(Required action): The goal is to restate all of the records below word for word.

<<<<

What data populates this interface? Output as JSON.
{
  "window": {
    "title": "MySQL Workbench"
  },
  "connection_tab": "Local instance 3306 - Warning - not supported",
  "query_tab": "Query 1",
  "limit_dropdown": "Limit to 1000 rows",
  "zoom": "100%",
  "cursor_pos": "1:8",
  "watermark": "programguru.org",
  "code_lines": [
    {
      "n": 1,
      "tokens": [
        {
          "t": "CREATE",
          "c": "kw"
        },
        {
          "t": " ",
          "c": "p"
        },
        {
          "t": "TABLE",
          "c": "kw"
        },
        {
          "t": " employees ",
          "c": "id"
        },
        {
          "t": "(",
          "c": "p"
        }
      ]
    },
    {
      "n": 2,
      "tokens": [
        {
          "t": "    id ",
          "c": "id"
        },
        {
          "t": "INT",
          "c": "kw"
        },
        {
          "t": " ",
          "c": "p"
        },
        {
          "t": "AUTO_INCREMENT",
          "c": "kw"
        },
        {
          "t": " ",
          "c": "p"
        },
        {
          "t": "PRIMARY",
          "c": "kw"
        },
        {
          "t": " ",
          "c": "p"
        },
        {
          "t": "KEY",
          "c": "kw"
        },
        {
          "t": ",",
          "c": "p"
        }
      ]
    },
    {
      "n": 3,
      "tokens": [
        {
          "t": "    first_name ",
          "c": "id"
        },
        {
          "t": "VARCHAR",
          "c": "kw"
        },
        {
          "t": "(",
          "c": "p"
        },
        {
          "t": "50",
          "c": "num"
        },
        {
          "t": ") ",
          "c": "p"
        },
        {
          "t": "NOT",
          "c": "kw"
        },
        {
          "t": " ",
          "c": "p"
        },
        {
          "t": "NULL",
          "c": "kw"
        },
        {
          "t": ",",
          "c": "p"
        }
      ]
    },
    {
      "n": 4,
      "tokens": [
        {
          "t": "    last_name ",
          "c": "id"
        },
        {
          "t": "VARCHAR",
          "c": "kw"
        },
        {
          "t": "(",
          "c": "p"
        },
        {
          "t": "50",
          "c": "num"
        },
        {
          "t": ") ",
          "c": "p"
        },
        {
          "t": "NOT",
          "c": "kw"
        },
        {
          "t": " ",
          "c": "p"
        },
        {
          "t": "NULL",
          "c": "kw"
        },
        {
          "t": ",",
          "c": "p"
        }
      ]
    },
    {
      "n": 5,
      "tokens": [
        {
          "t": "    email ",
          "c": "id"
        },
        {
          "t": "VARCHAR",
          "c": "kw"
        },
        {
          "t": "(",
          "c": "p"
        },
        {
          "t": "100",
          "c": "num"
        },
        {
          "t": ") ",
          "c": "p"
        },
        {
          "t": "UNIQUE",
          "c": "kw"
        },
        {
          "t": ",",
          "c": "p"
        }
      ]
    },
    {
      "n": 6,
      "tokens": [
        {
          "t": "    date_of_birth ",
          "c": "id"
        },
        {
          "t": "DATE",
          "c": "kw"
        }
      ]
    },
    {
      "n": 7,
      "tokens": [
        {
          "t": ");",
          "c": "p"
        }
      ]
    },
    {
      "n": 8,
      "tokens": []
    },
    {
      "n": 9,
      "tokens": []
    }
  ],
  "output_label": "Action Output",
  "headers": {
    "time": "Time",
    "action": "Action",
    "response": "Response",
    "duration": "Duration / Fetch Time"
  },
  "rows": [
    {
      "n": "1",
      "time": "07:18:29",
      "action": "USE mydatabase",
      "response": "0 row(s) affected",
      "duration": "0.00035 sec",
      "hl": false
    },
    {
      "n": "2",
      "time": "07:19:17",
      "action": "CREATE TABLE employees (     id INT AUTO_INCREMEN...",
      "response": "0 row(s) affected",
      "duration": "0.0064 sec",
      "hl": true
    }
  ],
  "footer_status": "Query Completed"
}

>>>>

(Written reply):
What data populates this interface? Output as JSON.
{
  "window": {
    "title": "MySQL Workbench"
  },
  "connection_tab": "Local instance 3306 - Warning - not supported",
  "query_tab": "Query 1",
  "limit_dropdown": "Limit to 1000 rows",
  "zoom": "100%",
  "cursor_pos": "1:8",
  "watermark": "programguru.org",
  "code_lines": [
    {
      "n": 1,
      "tokens": [
        {
          "t": "CREATE",
          "c": "kw"
        },
        {
          "t": " ",
          "c": "p"
        },
        {
          "t": "TABLE",
          "c": "kw"
        },
        {
          "t": " employees ",
          "c": "id"
        },
        {
          "t": "(",
          "c": "p"
        }
      ]
    },
    {
      "n": 2,
      "tokens": [
        {
          "t": "    id ",
          "c": "id"
        },
        {
          "t": "INT",
          "c": "kw"
        },
        {
          "t": " ",
          "c": "p"
        },
        {
          "t": "AUTO_INCREMENT",
          "c": "kw"
        },
        {
          "t": " ",
          "c": "p"
        },
        {
          "t": "PRIMARY",
          "c": "kw"
        },
        {
          "t": " ",
          "c": "p"
        },
        {
          "t": "KEY",
          "c": "kw"
        },
        {
          "t": ",",
          "c": "p"
        }
      ]
    },
    {
      "n": 3,
      "tokens": [
        {
          "t": "    first_name ",
          "c": "id"
        },
        {
          "t": "VARCHAR",
          "c": "kw"
        },
        {
          "t": "(",
          "c": "p"
        },
        {
          "t": "50",
          "c": "num"
        },
        {
          "t": ") ",
          "c": "p"
        },
        {
          "t": "NOT",
          "c": "kw"
        },
        {
          "t": " ",
          "c": "p"
        },
        {
          "t": "NULL",
          "c": "kw"
        },
        {
          "t": ",",
          "c": "p"
        }
      ]
    },
    {
      "n": 4,
      "tokens": [
        {
          "t": "    last_name ",
          "c": "id"
        },
        {
          "t": "VARCHAR",
          "c": "kw"
        },
        {
          "t": "(",
          "c": "p"
        },
        {
          "t": "50",
          "c": "num"
        },
        {
          "t": ") ",
          "c": "p"
        },
        {
          "t": "NOT",
          "c": "kw"
        },
        {
          "t": " ",
          "c": "p"
        },
        {
          "t": "NULL",
          "c": "kw"
        },
        {
          "t": ",",
          "c": "p"
        }
      ]
    },
    {
      "n": 5,
      "tokens": [
        {
          "t": "    email ",
          "c": "id"
        },
        {
          "t": "VARCHAR",
          "c": "kw"
        },
        {
          "t": "(",
          "c": "p"
        },
        {
          "t": "100",
          "c": "num"
        },
        {
          "t": ") ",
          "c": "p"
        },
        {
          "t": "UNIQUE",
          "c": "kw"
        },
        {
          "t": ",",
          "c": "p"
        }
      ]
    },
    {
      "n": 6,
      "tokens": [
        {
          "t": "    date_of_birth ",
          "c": "id"
        },
        {
          "t": "DATE",
          "c": "kw"
        }
      ]
    },
    {
      "n": 7,
      "tokens": [
        {
          "t": ");",
          "c": "p"
        }
      ]
    },
    {
      "n": 8,
      "tokens": []
    },
    {
      "n": 9,
      "tokens": []
    }
  ],
  "output_label": "Action Output",
  "headers": {
    "time": "Time",
    "action": "Action",
    "response": "Response",
    "duration": "Duration / Fetch Time"
  },
  "rows": [
    {
      "n": "1",
      "time": "07:18:29",
      "action": "USE mydatabase",
      "response": "0 row(s) affected",
      "duration": "0.00035 sec",
      "hl": false
    },
    {
      "n": "2",
      "time": "07:19:17",
      "action": "CREATE TABLE employees (     id INT AUTO_INCREMEN...",
      "response": "0 row(s) affected",
      "duration": "0.0064 sec",
      "hl": true
    }
  ],
  "footer_status": "Query Completed"
}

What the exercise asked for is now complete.